(Data about app and page elements)
· · · · ·

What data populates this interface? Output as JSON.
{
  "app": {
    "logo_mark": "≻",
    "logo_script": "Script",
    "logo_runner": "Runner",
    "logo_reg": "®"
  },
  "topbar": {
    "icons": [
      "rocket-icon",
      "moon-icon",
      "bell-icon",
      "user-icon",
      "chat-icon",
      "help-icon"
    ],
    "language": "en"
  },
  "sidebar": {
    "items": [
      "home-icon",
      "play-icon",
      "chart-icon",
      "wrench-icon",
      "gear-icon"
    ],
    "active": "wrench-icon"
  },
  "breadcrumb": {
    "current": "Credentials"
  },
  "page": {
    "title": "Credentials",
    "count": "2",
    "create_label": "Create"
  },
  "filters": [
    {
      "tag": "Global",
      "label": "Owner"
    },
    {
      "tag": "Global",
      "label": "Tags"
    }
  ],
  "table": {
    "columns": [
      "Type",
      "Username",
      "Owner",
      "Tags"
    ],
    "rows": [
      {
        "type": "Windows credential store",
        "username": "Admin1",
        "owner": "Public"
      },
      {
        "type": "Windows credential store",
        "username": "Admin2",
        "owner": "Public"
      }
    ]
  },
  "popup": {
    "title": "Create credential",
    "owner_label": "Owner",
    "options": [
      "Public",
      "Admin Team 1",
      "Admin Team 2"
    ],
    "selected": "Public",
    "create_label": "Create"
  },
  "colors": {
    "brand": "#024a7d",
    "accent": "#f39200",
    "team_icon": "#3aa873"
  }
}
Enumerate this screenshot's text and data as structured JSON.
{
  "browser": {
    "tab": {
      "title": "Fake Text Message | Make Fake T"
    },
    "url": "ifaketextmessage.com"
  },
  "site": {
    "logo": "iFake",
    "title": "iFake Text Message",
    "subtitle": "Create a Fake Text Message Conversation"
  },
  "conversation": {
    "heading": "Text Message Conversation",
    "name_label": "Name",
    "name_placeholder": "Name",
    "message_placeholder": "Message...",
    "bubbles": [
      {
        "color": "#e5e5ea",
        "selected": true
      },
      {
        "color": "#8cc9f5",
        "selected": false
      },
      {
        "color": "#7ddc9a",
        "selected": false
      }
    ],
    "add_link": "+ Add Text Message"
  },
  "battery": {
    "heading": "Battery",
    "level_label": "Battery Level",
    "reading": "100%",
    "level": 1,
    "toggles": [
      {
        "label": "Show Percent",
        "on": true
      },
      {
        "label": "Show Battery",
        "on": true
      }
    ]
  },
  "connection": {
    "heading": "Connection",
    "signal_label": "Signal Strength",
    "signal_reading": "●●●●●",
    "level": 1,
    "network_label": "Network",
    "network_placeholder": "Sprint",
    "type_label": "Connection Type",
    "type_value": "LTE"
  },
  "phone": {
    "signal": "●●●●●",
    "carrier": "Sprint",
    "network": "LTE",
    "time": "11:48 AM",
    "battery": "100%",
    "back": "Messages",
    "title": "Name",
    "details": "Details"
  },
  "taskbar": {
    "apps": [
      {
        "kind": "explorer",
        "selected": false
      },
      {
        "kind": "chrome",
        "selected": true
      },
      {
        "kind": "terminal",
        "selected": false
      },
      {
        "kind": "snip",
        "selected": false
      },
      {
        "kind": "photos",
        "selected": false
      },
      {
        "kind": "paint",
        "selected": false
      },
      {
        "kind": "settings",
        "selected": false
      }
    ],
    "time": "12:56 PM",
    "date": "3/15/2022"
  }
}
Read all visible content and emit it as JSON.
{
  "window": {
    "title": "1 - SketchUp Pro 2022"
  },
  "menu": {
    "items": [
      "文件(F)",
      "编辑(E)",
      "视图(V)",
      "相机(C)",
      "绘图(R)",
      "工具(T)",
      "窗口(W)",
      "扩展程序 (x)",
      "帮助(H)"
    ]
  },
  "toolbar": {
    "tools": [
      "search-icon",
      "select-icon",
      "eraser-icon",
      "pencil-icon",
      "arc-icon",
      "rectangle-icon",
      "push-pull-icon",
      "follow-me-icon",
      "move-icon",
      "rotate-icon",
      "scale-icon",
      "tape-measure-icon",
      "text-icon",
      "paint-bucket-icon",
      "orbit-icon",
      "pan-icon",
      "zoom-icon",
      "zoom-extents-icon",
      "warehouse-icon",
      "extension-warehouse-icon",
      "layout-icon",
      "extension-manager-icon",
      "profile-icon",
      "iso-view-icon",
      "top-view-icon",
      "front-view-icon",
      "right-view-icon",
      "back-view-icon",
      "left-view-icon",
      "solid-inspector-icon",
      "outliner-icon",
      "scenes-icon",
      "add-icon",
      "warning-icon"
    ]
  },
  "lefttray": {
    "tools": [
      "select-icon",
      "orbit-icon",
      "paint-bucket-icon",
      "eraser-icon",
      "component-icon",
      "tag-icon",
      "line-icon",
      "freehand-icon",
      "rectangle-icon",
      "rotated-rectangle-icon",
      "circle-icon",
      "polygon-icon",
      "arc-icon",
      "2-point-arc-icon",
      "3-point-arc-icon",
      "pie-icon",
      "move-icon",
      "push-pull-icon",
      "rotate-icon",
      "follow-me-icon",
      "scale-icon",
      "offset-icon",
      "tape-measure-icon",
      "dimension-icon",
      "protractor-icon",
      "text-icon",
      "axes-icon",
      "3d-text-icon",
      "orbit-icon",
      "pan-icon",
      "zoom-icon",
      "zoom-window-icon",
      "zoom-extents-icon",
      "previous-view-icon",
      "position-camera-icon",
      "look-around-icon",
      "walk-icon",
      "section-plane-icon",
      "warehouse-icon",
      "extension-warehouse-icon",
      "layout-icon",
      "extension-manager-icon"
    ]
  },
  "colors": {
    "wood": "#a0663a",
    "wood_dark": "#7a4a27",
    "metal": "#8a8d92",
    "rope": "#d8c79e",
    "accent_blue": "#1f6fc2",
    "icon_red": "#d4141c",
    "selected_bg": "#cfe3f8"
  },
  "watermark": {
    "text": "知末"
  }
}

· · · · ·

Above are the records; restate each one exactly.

__Solution to this task__:
What data populates this interface? Output as JSON.
{
  "app": {
    "logo_mark": "≻",
    "logo_script": "Script",
    "logo_runner": "Runner",
    "logo_reg": "®"
  },
  "topbar": {
    "icons": [
      "rocket-icon",
      "moon-icon",
      "bell-icon",
      "user-icon",
      "chat-icon",
      "help-icon"
    ],
    "language": "en"
  },
  "sidebar": {
    "items": [
      "home-icon",
      "play-icon",
      "chart-icon",
      "wrench-icon",
      "gear-icon"
    ],
    "active": "wrench-icon"
  },
  "breadcrumb": {
    "current": "Credentials"
  },
  "page": {
    "title": "Credentials",
    "count": "2",
    "create_label": "Create"
  },
  "filters": [
    {
      "tag": "Global",
      "label": "Owner"
    },
    {
      "tag": "Global",
      "label": "Tags"
    }
  ],
  "table": {
    "columns": [
      "Type",
      "Username",
      "Owner",
      "Tags"
    ],
    "rows": [
      {
        "type": "Windows credential store",
        "username": "Admin1",
        "owner": "Public"
      },
      {
        "type": "Windows credential store",
        "username": "Admin2",
        "owner": "Public"
      }
    ]
  },
  "popup": {
    "title": "Create credential",
    "owner_label": "Owner",
    "options": [
      "Public",
      "Admin Team 1",
      "Admin Team 2"
    ],
    "selected": "Public",
    "create_label": "Create"
  },
  "colors": {
    "brand": "#024a7d",
    "accent": "#f39200",
    "team_icon": "#3aa873"
  }
}
Enumerate this screenshot's text and data as structured JSON.
{
  "browser": {
    "tab": {
      "title": "Fake Text Message | Make Fake T"
    },
    "url": "ifaketextmessage.com"
  },
  "site": {
    "logo": "iFake",
    "title": "iFake Text Message",
    "subtitle": "Create a Fake Text Message Conversation"
  },
  "conversation": {
    "heading": "Text Message Conversation",
    "name_label": "Name",
    "name_placeholder": "Name",
    "message_placeholder": "Message...",
    "bubbles": [
      {
        "color": "#e5e5ea",
        "selected": true
      },
      {
        "color": "#8cc9f5",
        "selected": false
      },
      {
        "color": "#7ddc9a",
        "selected": false
      }
    ],
    "add_link": "+ Add Text Message"
  },
  "battery": {
    "heading": "Battery",
    "level_label": "Battery Level",
    "reading": "100%",
    "level": 1,
    "toggles": [
      {
        "label": "Show Percent",
        "on": true
      },
      {
        "label": "Show Battery",
        "on": true
      }
    ]
  },
  "connection": {
    "heading": "Connection",
    "signal_label": "Signal Strength",
    "signal_reading": "●●●●●",
    "level": 1,
    "network_label": "Network",
    "network_placeholder": "Sprint",
    "type_label": "Connection Type",
    "type_value": "LTE"
  },
  "phone": {
    "signal": "●●●●●",
    "carrier": "Sprint",
    "network": "LTE",
    "time": "11:48 AM",
    "battery": "100%",
    "back": "Messages",
    "title": "Name",
    "details": "Details"
  },
  "taskbar": {
    "apps": [
      {
        "kind": "explorer",
        "selected": false
      },
      {
        "kind": "chrome",
        "selected": true
      },
      {
        "kind": "terminal",
        "selected": false
      },
      {
        "kind": "snip",
        "selected": false
      },
      {
        "kind": "photos",
        "selected": false
      },
      {
        "kind": "paint",
        "selected": false
      },
      {
        "kind": "settings",
        "selected": false
      }
    ],
    "time": "12:56 PM",
    "date": "3/15/2022"
  }
}
Read all visible content and emit it as JSON.
{
  "window": {
    "title": "1 - SketchUp Pro 2022"
  },
  "menu": {
    "items": [
      "文件(F)",
      "编辑(E)",
      "视图(V)",
      "相机(C)",
      "绘图(R)",
      "工具(T)",
      "窗口(W)",
      "扩展程序 (x)",
      "帮助(H)"
    ]
  },
  "toolbar": {
    "tools": [
      "search-icon",
      "select-icon",
      "eraser-icon",
      "pencil-icon",
      "arc-icon",
      "rectangle-icon",
      "push-pull-icon",
      "follow-me-icon",
      "move-icon",
      "rotate-icon",
      "scale-icon",
      "tape-measure-icon",
      "text-icon",
      "paint-bucket-icon",
      "orbit-icon",
      "pan-icon",
      "zoom-icon",
      "zoom-extents-icon",
      "warehouse-icon",
      "extension-warehouse-icon",
      "layout-icon",
      "extension-manager-icon",
      "profile-icon",
      "iso-view-icon",
      "top-view-icon",
      "front-view-icon",
      "right-view-icon",
      "back-view-icon",
      "left-view-icon",
      "solid-inspector-icon",
      "outliner-icon",
      "scenes-icon",
      "add-icon",
      "warning-icon"
    ]
  },
  "lefttray": {
    "tools": [
      "select-icon",
      "orbit-icon",
      "paint-bucket-icon",
      "eraser-icon",
      "component-icon",
      "tag-icon",
      "line-icon",
      "freehand-icon",
      "rectangle-icon",
      "rotated-rectangle-icon",
      "circle-icon",
      "polygon-icon",
      "arc-icon",
      "2-point-arc-icon",
      "3-point-arc-icon",
      "pie-icon",
      "move-icon",
      "push-pull-icon",
      "rotate-icon",
      "follow-me-icon",
      "scale-icon",
      "offset-icon",
      "tape-measure-icon",
      "dimension-icon",
      "protractor-icon",
      "text-icon",
      "axes-icon",
      "3d-text-icon",
      "orbit-icon",
      "pan-icon",
      "zoom-icon",
      "zoom-window-icon",
      "zoom-extents-icon",
      "previous-view-icon",
      "position-camera-icon",
      "look-around-icon",
      "walk-icon",
      "section-plane-icon",
      "warehouse-icon",
      "extension-warehouse-icon",
      "layout-icon",
      "extension-manager-icon"
    ]
  },
  "colors": {
    "wood": "#a0663a",
    "wood_dark": "#7a4a27",
    "metal": "#8a8d92",
    "rope": "#d8c79e",
    "accent_blue": "#1f6fc2",
    "icon_red": "#d4141c",
    "selected_bg": "#cfe3f8"
  },
  "watermark": {
    "text": "知末"
  }
}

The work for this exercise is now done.